- Bottoms — Your legs work really hard when you run, and therefore rarely require more than a single layer to stay warm, even on the coldest of days. A pair of regular full-length running tights will suffice for most conditions. In extreme weather, you may want to opt for something more specialized, with wind-blocking fabric or a thick terry lining for extra warmth. Extra features to look for are zippered leg openings and convenient pockets (we love a zipper lumbar pocket).
- Accessories — For the rest of the gear, it’s mostly about covering bare skin and finding the features you want. Gloves or mittens will keep your fingers warm, but ones with tech-friendly tips can continue to do so while you text or change podcasts. A simple insulated beanie will keep your head warm, but one with a visor can keep driving sleet and snow out of your eyes at the same time (if you wear sunglasses, hats with built-in sunglass locks help hold the temples comfortably in place). Buffs and other neck warmers can protect your neck from howling winds. Socks should be high enough that there’s no exposed skin between their tops and the cuffs of pants; wool blends help keep your feet warm even when wet.
2. Know Your Conditions and Your Comfort Zones
What ultimately serves you best will come down to your local winter weather conditions and your personal comfort zones, so keep those in mind when making purchases. A three-layer rain shell, for example, probably isn’t necessary for most runners in desert regions where it rarely rains, or those in warmer climates where getting wet isn’t a problem. If in doubt, start simply with versatile pieces, and build out your kit as you better understand your conditions and your own limitations. Pay close attention to the weather immediately before stepping out each day, try to dress appropriately, and learn from your inevitable mistakes as you occasionally overheat, lose feeling in your hands, or get a wind-chapped face. After one or two winters outside, you’ll have a system down pat and, while weather will always be a factor in your runs, it will no longer be a barrier to them.
3. Be Flexible, Be Safe, Be Seen
Weather aside, visibility is the other main factor to consider when buying winter running gear. During the darker months, it can be hard to find time between life’s daily commitments to exercise during those limited daylight hours, which means we’re often running when both visibility and temps are at their lowest. If you live in a place where it snows a lot and often, roads typically have the best footing, but also present the danger of cars. For that reason, you need to be seen to be safe.

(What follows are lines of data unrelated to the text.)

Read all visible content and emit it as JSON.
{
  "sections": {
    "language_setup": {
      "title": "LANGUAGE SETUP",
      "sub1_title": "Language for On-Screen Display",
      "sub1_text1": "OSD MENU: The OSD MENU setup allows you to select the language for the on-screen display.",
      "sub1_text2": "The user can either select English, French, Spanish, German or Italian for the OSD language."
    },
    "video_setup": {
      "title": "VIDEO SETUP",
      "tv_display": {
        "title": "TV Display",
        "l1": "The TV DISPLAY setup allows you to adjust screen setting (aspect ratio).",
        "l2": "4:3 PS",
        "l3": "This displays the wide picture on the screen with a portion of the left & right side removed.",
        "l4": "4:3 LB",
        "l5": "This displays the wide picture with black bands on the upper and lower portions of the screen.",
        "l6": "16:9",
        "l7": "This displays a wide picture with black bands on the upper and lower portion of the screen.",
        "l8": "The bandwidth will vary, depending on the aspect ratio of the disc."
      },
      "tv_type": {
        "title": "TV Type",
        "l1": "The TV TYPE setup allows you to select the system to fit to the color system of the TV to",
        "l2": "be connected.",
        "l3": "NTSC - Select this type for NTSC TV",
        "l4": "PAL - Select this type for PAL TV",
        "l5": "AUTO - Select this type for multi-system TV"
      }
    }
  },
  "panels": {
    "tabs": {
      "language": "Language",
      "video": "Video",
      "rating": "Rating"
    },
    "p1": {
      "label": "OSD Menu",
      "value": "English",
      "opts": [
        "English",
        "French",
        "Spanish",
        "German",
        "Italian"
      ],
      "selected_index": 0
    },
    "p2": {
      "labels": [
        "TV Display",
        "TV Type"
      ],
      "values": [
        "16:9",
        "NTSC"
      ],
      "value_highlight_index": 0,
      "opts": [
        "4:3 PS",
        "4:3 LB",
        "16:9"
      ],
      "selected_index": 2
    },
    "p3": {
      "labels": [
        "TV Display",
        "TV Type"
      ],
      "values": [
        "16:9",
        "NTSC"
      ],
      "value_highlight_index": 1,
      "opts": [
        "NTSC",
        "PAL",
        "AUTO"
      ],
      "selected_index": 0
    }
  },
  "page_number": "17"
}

Minimal reflective elements aren’t enough, so try to avoid buying blacks and other drab shades that are hard to spot in the dark, and opt instead for bright, even reflective, colors that will draw motorists’ attention and help keep you safe. A headlamp with a bright (250-lumen minimum on roads, 350-lumen minimum on trails) spotlight is useful for picking your way through ice, snow, and puddles and, as a bonus, announces you to other road users (I also consider a blinking red rear safety light a must).
All of that said, if you don’t yet have proper safety gear or don’t feel safe running after dark, try to be flexible with your schedule and make time for running when the sun’s still out. Feeling that rush of crisp winter air in your lungs and soaking up some much-needed Vitamin D sure beats time on the “dreadmill,” and goes a long way toward curing the winter blues.
More 2023 Winter Gear Guide Reviews
- The Best Trail Running Shoes of Winter 2023
- The Best Road Running Shoes of Winter 2023
- The Best Home Gym Equipment of 2023